A 99m Tc sulfur colloid scan can be started immediately when the patient arrives in the nuclear medicine department because the agent can be prepared ahead of time. The sulfur colloid remains in the intravascular space for approximately 25 minutes. An active bleed can be detected quickly, whereas an intermittent bleed might be missed if the patient bleeds after more than 25 minutes following injection of the radiotracer. Because sulfur colloid does not remain in the intravascular space, if there is a negative scan the first time, a repeat scan can be performed any time when the patient begins to bleed again.
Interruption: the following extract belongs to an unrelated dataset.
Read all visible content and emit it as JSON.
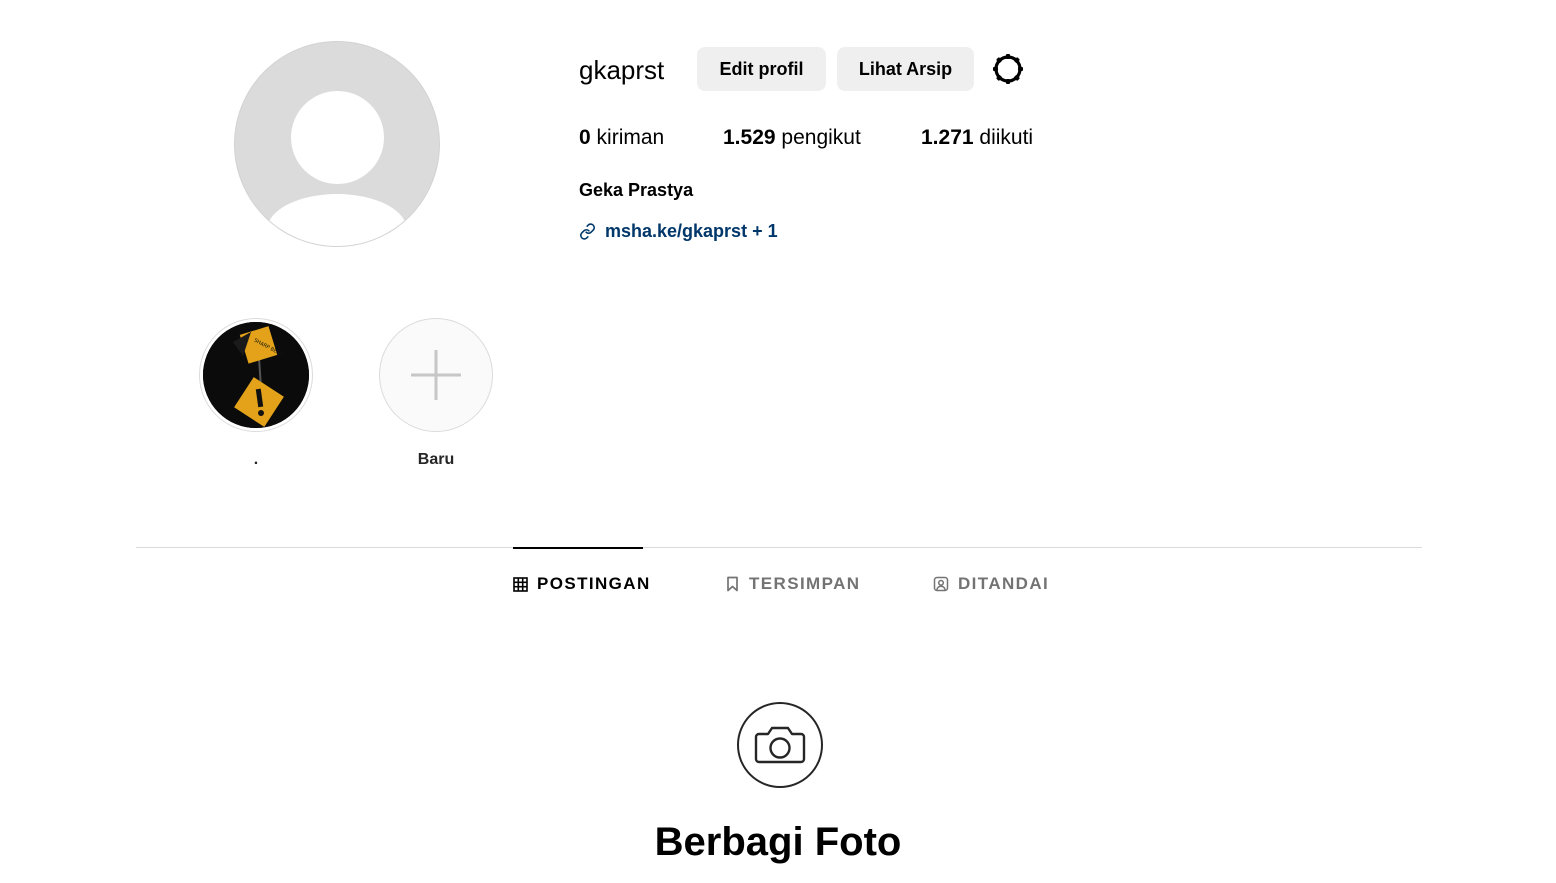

A tagged RBC scan requires drawing some of the patient’s blood, which must be radiolabeled, a process that takes 15 to 20 minutes. After injection of 99m Tc-labeled RBCs, the radiotracer activity persists in the intravascular space, and imaging can be performed continuously for several hours after injection; this can help to detect intermittent bleeds. If the initial scan results are negative, however, a repeat scan cannot be performed for approximately 24 hours until the 99m Tc decays sufficiently. Otherwise, the bowel would have too much background radiotracer activity.